I have been knocking around the concept of whether the GSEs should be become government agencies. It’s a strange predicament for the taxpayer, because of the implied guaranty that was bestowed on the GSEs by the federal government (strangely, to make President Johnson’s Vietnam War budget look more palatable).
That long debated guaranty was made tangible this past week with the housing bill that just passed both sides of Congress. The federal government, since the late 1960s, finally showed the public that the GSEs are too big to fail.
There was an ongoing concern that the GSEs were getting too big…
The dilemma for me is the fact that the taxpayers bailed out the GSEs. It could cost nothing, or as much as much as several 100 billion dollars, depending on how the economy and the housing market holds up.
This liability to the taxpayer is a significant financial benefit to the shareholders of GSE stock, perhaps bolstering their share price above where it may have fallen. Take on liability without future reward.

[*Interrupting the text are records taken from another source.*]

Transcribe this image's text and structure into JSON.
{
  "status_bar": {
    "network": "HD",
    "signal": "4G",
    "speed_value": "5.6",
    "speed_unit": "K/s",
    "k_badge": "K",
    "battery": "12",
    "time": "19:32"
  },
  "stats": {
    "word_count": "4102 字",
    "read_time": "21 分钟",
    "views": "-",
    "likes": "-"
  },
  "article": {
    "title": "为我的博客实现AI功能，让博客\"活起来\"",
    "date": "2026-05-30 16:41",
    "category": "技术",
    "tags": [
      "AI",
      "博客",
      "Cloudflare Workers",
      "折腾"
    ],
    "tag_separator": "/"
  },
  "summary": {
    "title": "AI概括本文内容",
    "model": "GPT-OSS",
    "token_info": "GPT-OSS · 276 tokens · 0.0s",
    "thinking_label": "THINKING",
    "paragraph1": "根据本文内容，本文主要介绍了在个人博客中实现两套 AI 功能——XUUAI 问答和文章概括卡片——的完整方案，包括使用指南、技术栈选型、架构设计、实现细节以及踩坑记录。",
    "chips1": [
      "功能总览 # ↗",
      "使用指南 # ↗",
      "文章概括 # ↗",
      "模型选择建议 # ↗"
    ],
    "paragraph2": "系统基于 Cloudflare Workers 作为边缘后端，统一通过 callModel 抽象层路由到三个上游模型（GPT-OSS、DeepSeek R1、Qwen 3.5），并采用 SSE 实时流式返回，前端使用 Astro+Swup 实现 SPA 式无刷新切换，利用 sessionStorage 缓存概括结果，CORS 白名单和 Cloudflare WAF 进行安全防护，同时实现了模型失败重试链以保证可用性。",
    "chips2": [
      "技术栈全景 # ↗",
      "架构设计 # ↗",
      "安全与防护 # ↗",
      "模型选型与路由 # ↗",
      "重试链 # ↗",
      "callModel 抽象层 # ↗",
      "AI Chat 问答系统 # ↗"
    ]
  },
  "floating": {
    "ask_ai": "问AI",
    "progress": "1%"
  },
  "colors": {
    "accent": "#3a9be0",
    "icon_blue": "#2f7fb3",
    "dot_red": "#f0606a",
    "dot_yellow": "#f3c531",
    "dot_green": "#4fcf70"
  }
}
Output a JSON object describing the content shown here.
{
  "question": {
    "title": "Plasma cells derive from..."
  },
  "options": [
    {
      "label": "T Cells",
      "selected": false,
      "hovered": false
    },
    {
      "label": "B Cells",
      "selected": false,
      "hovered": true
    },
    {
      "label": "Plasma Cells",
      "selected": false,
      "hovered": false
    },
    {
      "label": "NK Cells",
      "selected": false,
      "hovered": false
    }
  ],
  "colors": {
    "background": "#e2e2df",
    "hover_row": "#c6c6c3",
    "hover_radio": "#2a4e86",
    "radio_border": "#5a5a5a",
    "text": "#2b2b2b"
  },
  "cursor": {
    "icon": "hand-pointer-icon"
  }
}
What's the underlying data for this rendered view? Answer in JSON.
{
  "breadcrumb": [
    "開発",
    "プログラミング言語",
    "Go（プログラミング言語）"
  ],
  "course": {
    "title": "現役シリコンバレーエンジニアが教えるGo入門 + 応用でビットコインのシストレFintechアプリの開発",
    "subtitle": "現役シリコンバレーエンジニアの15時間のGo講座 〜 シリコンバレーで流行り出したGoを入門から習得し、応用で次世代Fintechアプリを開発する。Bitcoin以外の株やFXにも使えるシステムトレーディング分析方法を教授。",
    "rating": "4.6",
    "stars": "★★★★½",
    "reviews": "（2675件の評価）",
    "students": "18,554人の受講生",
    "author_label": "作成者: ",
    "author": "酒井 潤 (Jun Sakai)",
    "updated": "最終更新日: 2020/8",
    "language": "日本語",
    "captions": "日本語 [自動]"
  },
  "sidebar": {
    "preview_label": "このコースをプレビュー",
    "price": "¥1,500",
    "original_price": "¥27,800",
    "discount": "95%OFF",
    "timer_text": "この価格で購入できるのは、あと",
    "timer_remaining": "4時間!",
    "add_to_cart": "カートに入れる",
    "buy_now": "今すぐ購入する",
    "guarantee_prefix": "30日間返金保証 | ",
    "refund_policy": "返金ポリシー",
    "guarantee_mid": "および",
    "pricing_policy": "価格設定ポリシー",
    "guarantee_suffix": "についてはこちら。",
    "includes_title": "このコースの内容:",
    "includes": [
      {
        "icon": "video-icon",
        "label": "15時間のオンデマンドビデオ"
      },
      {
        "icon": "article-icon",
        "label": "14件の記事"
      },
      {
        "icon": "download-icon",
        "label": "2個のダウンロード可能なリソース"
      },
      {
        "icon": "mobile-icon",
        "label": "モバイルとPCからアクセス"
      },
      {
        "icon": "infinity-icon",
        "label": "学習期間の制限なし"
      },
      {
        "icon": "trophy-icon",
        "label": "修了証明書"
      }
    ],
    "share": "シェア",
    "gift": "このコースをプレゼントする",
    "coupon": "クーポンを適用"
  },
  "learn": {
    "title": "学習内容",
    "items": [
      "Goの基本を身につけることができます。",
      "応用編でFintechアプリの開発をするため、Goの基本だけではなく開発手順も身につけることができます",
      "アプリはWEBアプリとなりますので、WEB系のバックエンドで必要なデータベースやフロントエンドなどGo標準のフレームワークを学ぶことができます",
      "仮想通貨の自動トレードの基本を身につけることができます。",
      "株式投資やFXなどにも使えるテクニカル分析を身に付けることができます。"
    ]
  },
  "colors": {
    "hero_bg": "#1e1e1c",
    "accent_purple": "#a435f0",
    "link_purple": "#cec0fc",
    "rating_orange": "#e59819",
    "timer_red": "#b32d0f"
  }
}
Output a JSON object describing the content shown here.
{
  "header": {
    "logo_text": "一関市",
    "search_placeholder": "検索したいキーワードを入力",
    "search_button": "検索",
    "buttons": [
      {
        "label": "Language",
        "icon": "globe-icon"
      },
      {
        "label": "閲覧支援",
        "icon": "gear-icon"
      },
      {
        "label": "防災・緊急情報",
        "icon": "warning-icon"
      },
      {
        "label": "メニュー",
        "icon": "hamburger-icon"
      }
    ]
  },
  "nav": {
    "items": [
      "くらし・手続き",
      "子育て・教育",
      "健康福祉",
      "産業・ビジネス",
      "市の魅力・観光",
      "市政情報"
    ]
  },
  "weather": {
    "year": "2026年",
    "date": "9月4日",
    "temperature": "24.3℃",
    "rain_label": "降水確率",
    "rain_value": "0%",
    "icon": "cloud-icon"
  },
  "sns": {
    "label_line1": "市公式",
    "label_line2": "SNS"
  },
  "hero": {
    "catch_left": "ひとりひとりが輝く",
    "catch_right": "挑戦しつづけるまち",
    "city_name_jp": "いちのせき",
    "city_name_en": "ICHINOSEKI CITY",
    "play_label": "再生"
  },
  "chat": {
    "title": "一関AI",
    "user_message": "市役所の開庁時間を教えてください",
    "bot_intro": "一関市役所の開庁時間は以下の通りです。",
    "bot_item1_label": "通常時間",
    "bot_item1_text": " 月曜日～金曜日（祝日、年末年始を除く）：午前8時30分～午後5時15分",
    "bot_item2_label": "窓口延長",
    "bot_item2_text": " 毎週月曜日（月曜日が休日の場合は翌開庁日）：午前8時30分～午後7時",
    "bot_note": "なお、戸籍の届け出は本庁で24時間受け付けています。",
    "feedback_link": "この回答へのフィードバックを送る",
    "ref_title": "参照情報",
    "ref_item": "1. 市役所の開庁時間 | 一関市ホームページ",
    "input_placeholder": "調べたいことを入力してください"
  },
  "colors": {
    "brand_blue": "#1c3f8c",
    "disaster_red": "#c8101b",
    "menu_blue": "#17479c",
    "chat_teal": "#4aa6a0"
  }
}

Of course it is also of significant benefit to the taxpayer to keep a key component of the housing market afloat, a lynchpin of our economy.
A short essay by Alice Rivlin of the Brookings Institution, covers this territory in: Do We Want Fannie Mae Public or Private?.
My cynical laissez-faire side says that government could not have managed this situation any better than the private sector did and vice versa. Look at how HUD has played a nominal role in solving this problem. Private sector innovation with actual, real, engaging, competent, regulatory oversight.
Not just government oversight…
Indivuduals need to reconsider placing themselves in harm’s way, financially.
Last week’s Op-Ed article by David Brook’s The Culture of Debt suggests that:
People don’t change when they see the light. They change when they feel the heat.
That Op-Ed piece inspired an hilarious response from a reader (hilarious to me, anyway):
Mr. Brooks does not mention one important reason societies develop good habits or bad ones: Our leaders can have transformative impact.
Franklin D. Roosevelt calmed us down. John F. Kennedy got us to volunteer. Ronald Reagan made us less dependent on government. George W. Bush could have asked us to sacrifice. He didn’t. His post-9/11 advice was to go shopping. Obviously, too many of us did just that.